··· Information provided

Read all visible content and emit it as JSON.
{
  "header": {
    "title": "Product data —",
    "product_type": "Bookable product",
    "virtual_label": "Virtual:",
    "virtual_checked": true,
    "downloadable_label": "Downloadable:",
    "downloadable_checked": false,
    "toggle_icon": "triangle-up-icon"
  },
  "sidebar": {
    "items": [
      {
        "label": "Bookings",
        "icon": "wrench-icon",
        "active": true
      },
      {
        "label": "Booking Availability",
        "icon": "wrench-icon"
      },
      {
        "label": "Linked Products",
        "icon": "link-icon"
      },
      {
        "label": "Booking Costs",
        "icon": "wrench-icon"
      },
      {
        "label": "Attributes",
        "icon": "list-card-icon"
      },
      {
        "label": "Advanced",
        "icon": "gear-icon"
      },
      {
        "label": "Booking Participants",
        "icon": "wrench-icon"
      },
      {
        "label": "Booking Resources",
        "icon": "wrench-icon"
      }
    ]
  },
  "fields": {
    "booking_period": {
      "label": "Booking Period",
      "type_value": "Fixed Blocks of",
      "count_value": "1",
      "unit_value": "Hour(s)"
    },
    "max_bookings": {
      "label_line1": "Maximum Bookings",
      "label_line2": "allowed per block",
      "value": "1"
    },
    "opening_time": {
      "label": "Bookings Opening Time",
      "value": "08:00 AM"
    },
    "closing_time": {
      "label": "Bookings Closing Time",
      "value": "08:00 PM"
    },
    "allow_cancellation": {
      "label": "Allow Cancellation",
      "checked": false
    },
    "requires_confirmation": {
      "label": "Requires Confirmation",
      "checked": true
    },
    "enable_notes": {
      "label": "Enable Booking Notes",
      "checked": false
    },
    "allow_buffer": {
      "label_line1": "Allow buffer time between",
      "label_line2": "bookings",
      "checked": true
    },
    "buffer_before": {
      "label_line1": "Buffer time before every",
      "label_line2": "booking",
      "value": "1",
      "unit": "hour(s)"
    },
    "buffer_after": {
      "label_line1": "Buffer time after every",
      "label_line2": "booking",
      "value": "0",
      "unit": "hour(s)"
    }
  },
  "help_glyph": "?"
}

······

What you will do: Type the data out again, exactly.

Answer to the exercise:
Read all visible content and emit it as JSON.
{
  "header": {
    "title": "Product data —",
    "product_type": "Bookable product",
    "virtual_label": "Virtual:",
    "virtual_checked": true,
    "downloadable_label": "Downloadable:",
    "downloadable_checked": false,
    "toggle_icon": "triangle-up-icon"
  },
  "sidebar": {
    "items": [
      {
        "label": "Bookings",
        "icon": "wrench-icon",
        "active": true
      },
      {
        "label": "Booking Availability",
        "icon": "wrench-icon"
      },
      {
        "label": "Linked Products",
        "icon": "link-icon"
      },
      {
        "label": "Booking Costs",
        "icon": "wrench-icon"
      },
      {
        "label": "Attributes",
        "icon": "list-card-icon"
      },
      {
        "label": "Advanced",
        "icon": "gear-icon"
      },
      {
        "label": "Booking Participants",
        "icon": "wrench-icon"
      },
      {
        "label": "Booking Resources",
        "icon": "wrench-icon"
      }
    ]
  },
  "fields": {
    "booking_period": {
      "label": "Booking Period",
      "type_value": "Fixed Blocks of",
      "count_value": "1",
      "unit_value": "Hour(s)"
    },
    "max_bookings": {
      "label_line1": "Maximum Bookings",
      "label_line2": "allowed per block",
      "value": "1"
    },
    "opening_time": {
      "label": "Bookings Opening Time",
      "value": "08:00 AM"
    },
    "closing_time": {
      "label": "Bookings Closing Time",
      "value": "08:00 PM"
    },
    "allow_cancellation": {
      "label": "Allow Cancellation",
      "checked": false
    },
    "requires_confirmation": {
      "label": "Requires Confirmation",
      "checked": true
    },
    "enable_notes": {
      "label": "Enable Booking Notes",
      "checked": false
    },
    "allow_buffer": {
      "label_line1": "Allow buffer time between",
      "label_line2": "bookings",
      "checked": true
    },
    "buffer_before": {
      "label_line1": "Buffer time before every",
      "label_line2": "booking",
      "value": "1",
      "unit": "hour(s)"
    },
    "buffer_after": {
      "label_line1": "Buffer time after every",
      "label_line2": "booking",
      "value": "0",
      "unit": "hour(s)"
    }
  },
  "help_glyph": "?"
}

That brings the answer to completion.